A government spokesman said the high numbers of those leaving the city are not all necessarily emigrating and the population decline is also due to the lack of new arrivals, a Hong Kong-based newspaper, the South China Morning Post reported.

Additionally, Hong Kong has also had the COVID-19 pandemic to contend with, and although the city has recorded only 12,000 cases with 200 people dead, strict quarantine measures remain.

British visa

An offer of citizenship made by Britain for millions of Hong Kong residents has contributed to thousands leaving, the data suggests.
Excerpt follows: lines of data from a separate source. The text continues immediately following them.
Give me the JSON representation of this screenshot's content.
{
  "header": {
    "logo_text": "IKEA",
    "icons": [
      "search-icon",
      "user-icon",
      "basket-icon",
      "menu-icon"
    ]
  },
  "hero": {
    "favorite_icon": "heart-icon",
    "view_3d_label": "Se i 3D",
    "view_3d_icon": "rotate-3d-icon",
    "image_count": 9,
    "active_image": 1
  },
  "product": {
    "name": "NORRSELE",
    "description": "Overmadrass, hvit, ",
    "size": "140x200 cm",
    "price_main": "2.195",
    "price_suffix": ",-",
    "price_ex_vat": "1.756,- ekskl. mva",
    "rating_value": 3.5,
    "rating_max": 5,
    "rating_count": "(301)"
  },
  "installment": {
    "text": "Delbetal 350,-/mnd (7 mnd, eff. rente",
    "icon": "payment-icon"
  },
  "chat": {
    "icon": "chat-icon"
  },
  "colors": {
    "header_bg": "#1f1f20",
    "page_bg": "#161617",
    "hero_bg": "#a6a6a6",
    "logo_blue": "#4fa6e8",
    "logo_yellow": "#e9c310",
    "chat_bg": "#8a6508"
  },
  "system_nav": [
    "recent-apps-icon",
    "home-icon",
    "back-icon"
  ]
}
Following activation of the security law, the British Government announced it would extend the rights of British National Overseas, or BNO, passport holders in Hong Kong, with nearly 3 million residents eligible. The scheme allows Hong Kong residents born before 1997 a “pathway to citizenship” after five years.

An assessment by the British Government estimated that by 2026 up to 300,000 could apply to emigrate, with 34,000 having already applied between January and March.

One Hong Kong resident told VOA that she recently relocated to Taiwan but there is the BNO option, too.

Jenny, which isn’t her real name, said she was arrested during the protests in 2019 and decided to leave Hong Kong last July, fearing jail.

“I’m not sure whether I would get a fair trial or not,” she said.

Hong Kong’s Security Bureau recently told VOA in an email that people were not being targeted based on their political or professional affiliation.

“Any law enforcement actions taken by Hong Kong law enforcement agencies are based on evidence, strictly according to the law, for the acts of the persons or entities concerned, and have nothing to do with their political stance, background or occupation. It would be contrary to the rule of law to suggest that people or entities of certain sectors or professions could be above the law,” the bureau said.

Activists self-exiled

Dozens of lawmakers and activists are facing jail under the security law in Hong Kong, but several managed to flee overseas.

Ted Hui, a former lawmaker in Hong Kong’s mini-parliament, the Legislative Council, left for Australia in late 2020. He was facing nine charges and believes he was being investigated under the security law.

“In the past year, I think the intensity is getting stronger and stronger and level of enforcement. It’s no doubt to me now, a year after the introduction of the NSL, 100% it is the death of one country two systems, a total collapse of Hong Kong’s freedoms. Not any autonomy at all,” Hui told VOA in June.

Teachers’ union disbanded

The political climate in Hong Kong has also pressured civil society groups into closing. Last week the Civil Human Rights Front disbanded. The group was responsible for some of Hong Kong’s largest-ever street protests.

Hong Kong’s Professional Teachers’ Union also disbanded earlier this month after the government cut ties with the union and accused it of spreading anti-Beijing and anti-government sentiment.

The education sector has come under scrutiny ever since the security law was passed, and Hong Kong schools were ordered to remove materials that may violate the legislation.

One teacher, who requested anonymity fearing retaliation, told VOA that there are concerns that “investigations” could be launched if umbrellas were used during practical activities in the classroom. Umbrellas were deployed by protesters during street protests and became symbolic during the pro-democracy movement.

Another teacher quit their role at the Chinese University of Hong Kong citing self-censorship fears and being misreported if discussing texts such as George Orwell.

“I stopped at the university because I felt there’s no way that we’d be able to have the kind of in-class discussions we used before the national security law,” the teacher told VOA.